Closing Opportunities, Opening Relationships
These aren’t the droids you’re looking for.
—Obi Wan Kenobi
The closing technique is a convenient whipping boy. Look around and you’ll find article after article that starts by pointing out common closing techniques, and then beating them up as manipulative. You’ll read things like “You’ll be told to close with the 1-2-3 Close, the Assumptive Close, the Daily Cost Close, the Alternative Close, the Ben Franklin Close, the Banana Close, and 101 others.”1
“Don’t use these closing techniques! They demean both you and the buyer.”
And they’re right . . . for the most part.
If you plan on doing everything you can to help your client succeed (and you should), and you want to make sure your relationship strengthens with every contact (and you do), then don’t try to trick someone into taking an action. If clients feel tricked, they won’t trust you.
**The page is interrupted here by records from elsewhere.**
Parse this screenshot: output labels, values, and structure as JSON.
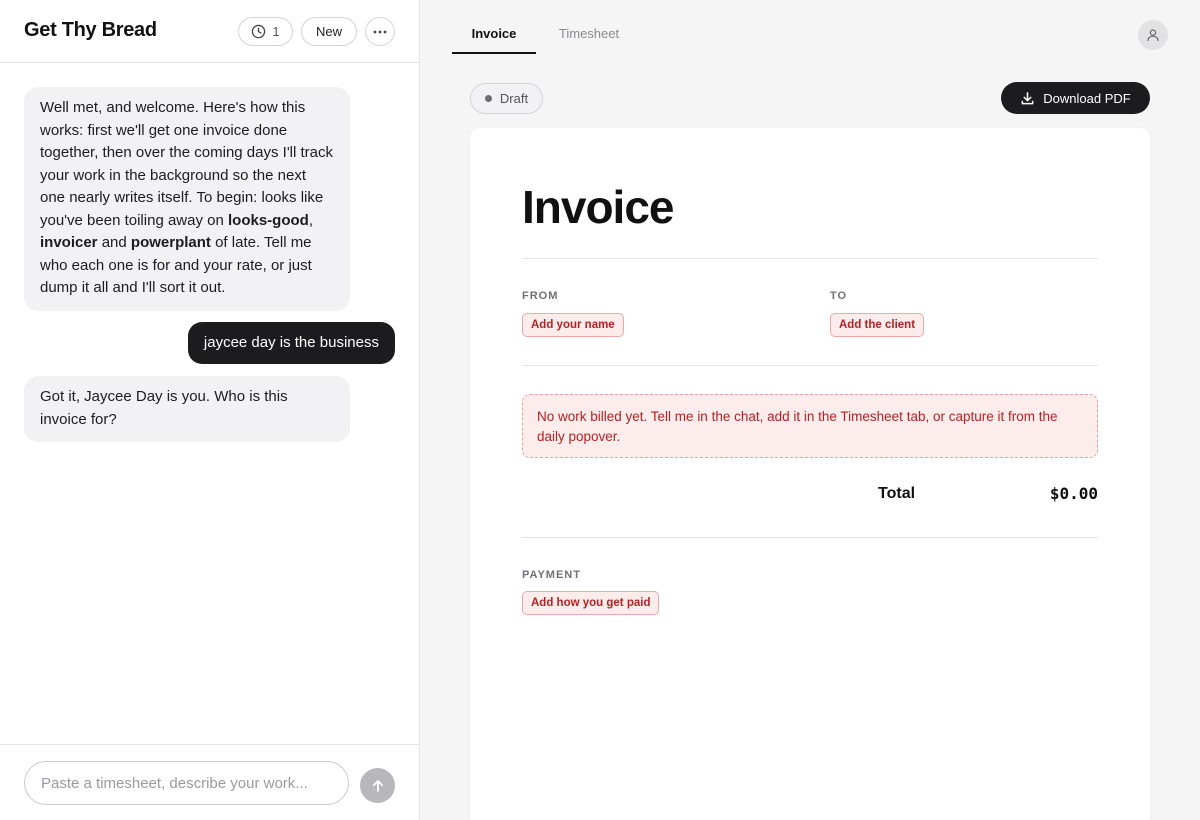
{
  "app": {
    "title": "Get Thy Bread"
  },
  "header": {
    "history_icon": "clock-icon",
    "history_count": "1",
    "new_label": "New",
    "more_icon": "ellipsis-icon"
  },
  "chat": {
    "messages": [
      {
        "role": "assistant",
        "text_before": "Well met, and welcome. Here's how this works: first we'll get one invoice done together, then over the coming days I'll track your work in the background so the next one nearly writes itself. To begin: looks like you've been toiling away on ",
        "project_1": "looks-good",
        "sep_1": ", ",
        "project_2": "invoicer",
        "sep_2": " and ",
        "project_3": "powerplant",
        "text_after": " of late. Tell me who each one is for and your rate, or just dump it all and I'll sort it out."
      },
      {
        "role": "user",
        "text": "jaycee day is the business"
      },
      {
        "role": "assistant",
        "text": "Got it, Jaycee Day is you. Who is this invoice for?"
      }
    ]
  },
  "composer": {
    "placeholder": "Paste a timesheet, describe your work...",
    "value": "",
    "send_icon": "arrow-up-icon"
  },
  "tabs": [
    {
      "label": "Invoice",
      "active": true
    },
    {
      "label": "Timesheet",
      "active": false
    }
  ],
  "avatar_icon": "user-icon",
  "invoice": {
    "status": "Draft",
    "download_label": "Download PDF",
    "download_icon": "download-icon",
    "title": "Invoice",
    "from_label": "FROM",
    "from_placeholder": "Add your name",
    "to_label": "TO",
    "to_placeholder": "Add the client",
    "empty_notice": "No work billed yet. Tell me in the chat, add it in the Timesheet tab, or capture it from the daily popover.",
    "total_label": "Total",
    "total_value": "$0.00",
    "payment_label": "PAYMENT",
    "payment_placeholder": "Add how you get paid"
  },
  "colors": {
    "accent_dark": "#1c1c1e",
    "warning_text": "#b42323",
    "warning_bg": "#fdecec",
    "warning_border": "#f0a7a7"
  }
}
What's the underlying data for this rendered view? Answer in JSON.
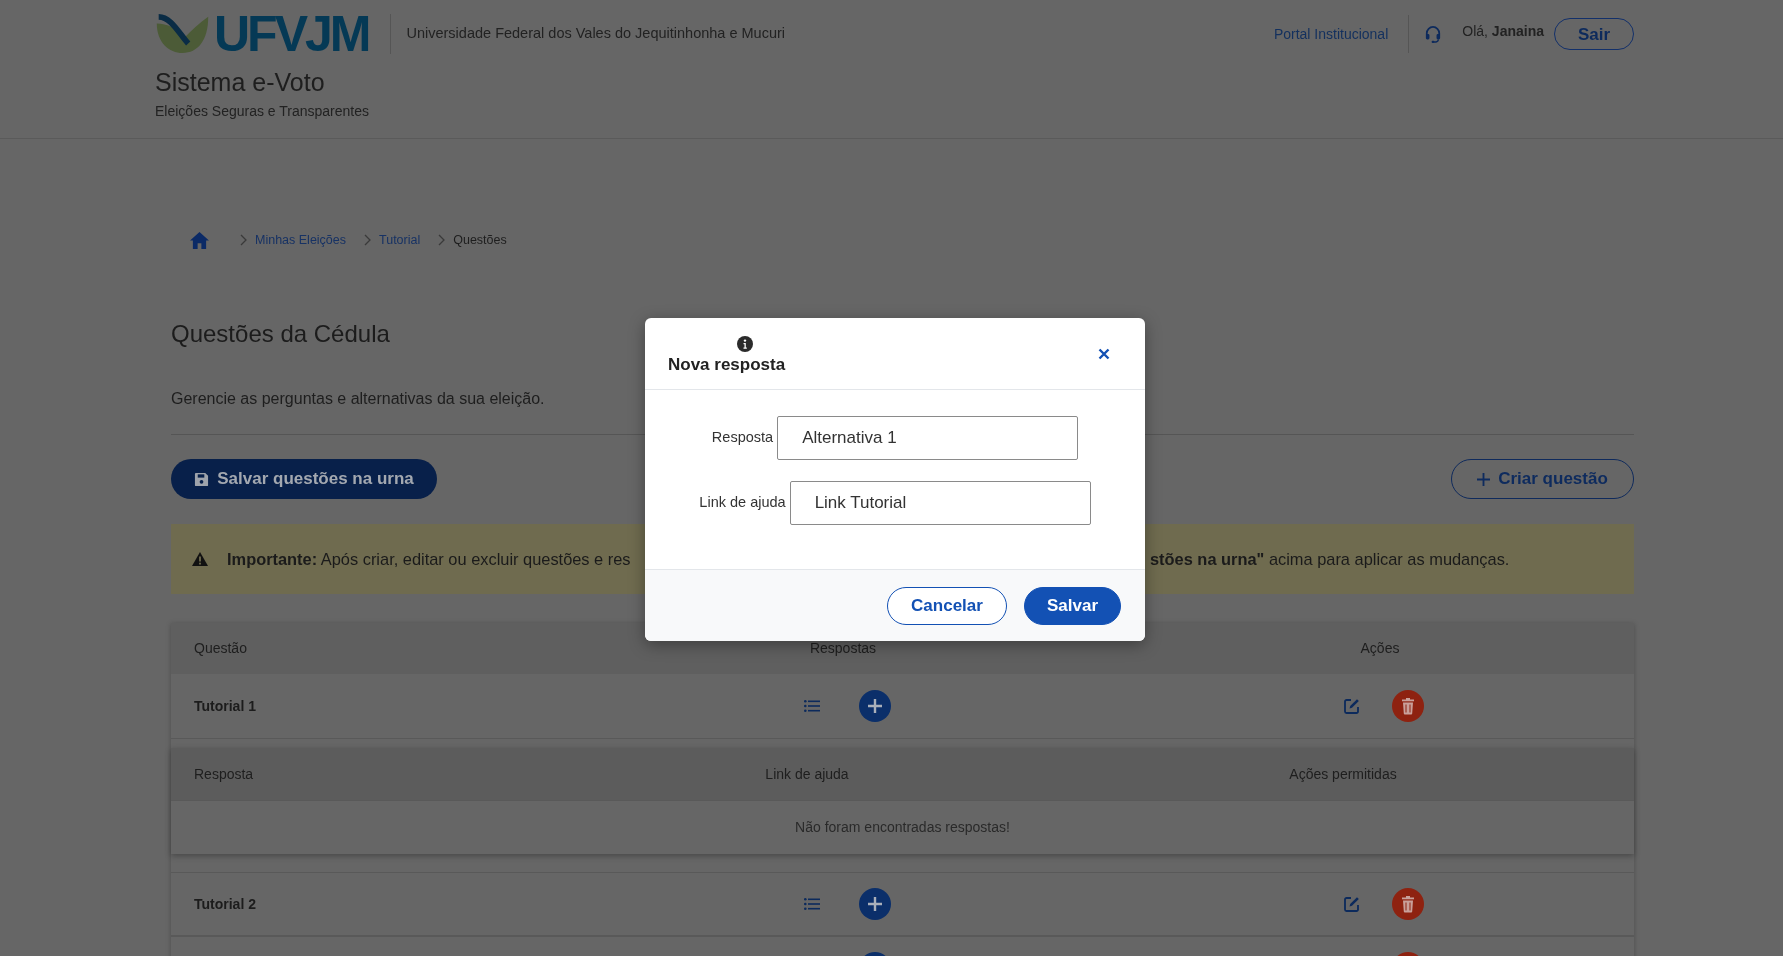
{
  "header": {
    "logo_text": "UFVJM",
    "university": "Universidade Federal dos Vales do Jequitinhonha e Mucuri",
    "system_title": "Sistema e-Voto",
    "tagline": "Eleições Seguras e Transparentes",
    "portal_link": "Portal Institucional",
    "greeting": "Olá, **Janaina**",
    "logout_button": "Sair"
  },
  "breadcrumb": [
    {
      "label": "Minhas Eleições",
      "kind": "link"
    },
    {
      "label": "Tutorial",
      "kind": "link"
    },
    {
      "label": "Questões",
      "kind": "current"
    }
  ],
  "page": {
    "title": "Questões da Cédula",
    "subtitle": "Gerencie as perguntas e alternativas da sua eleição.",
    "save_button": "Salvar questões na urna",
    "create_button": "Criar questão"
  },
  "alert": {
    "visible_parts": [
      "**Importante:** Após criar, editar ou excluir questões e res",
      "**stões na urna\"** acima para aplicar as mudanças."
    ]
  },
  "table": {
    "columns": [
      "Questão",
      "Respostas",
      "Ações"
    ],
    "rows": [
      {
        "question": "Tutorial 1",
        "answers": {
          "columns": [
            "Resposta",
            "Link de ajuda",
            "Ações permitidas"
          ],
          "empty_message": "Não foram encontradas respostas!"
        }
      },
      {
        "question": "Tutorial 2"
      },
      {}
    ]
  },
  "modal": {
    "title": "Nova resposta",
    "fields": [
      {
        "label": "Resposta",
        "value": "Alternativa 1"
      },
      {
        "label": "Link de ajuda",
        "value": "Link Tutorial"
      }
    ],
    "buttons": [
      {
        "label": "Cancelar",
        "kind": "secondary"
      },
      {
        "label": "Salvar",
        "kind": "primary"
      }
    ]
  }
}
Not good for you, not good for them, not good for the sale.
The thought of killing trust is anathema to any seller for whom the relationship is important, and love for the closing technique is about as universal as love for speeding tickets, but many sellers throw out the closing baby with the closing-technique bathwater.
There’s nothing inherently wrong with closing.
How many times have you felt:
- You understood the client’s world, their business issues, their aspirations, and their afflictions.
- You had the right solution for the client’s needs—better than your competitors’ and better than ...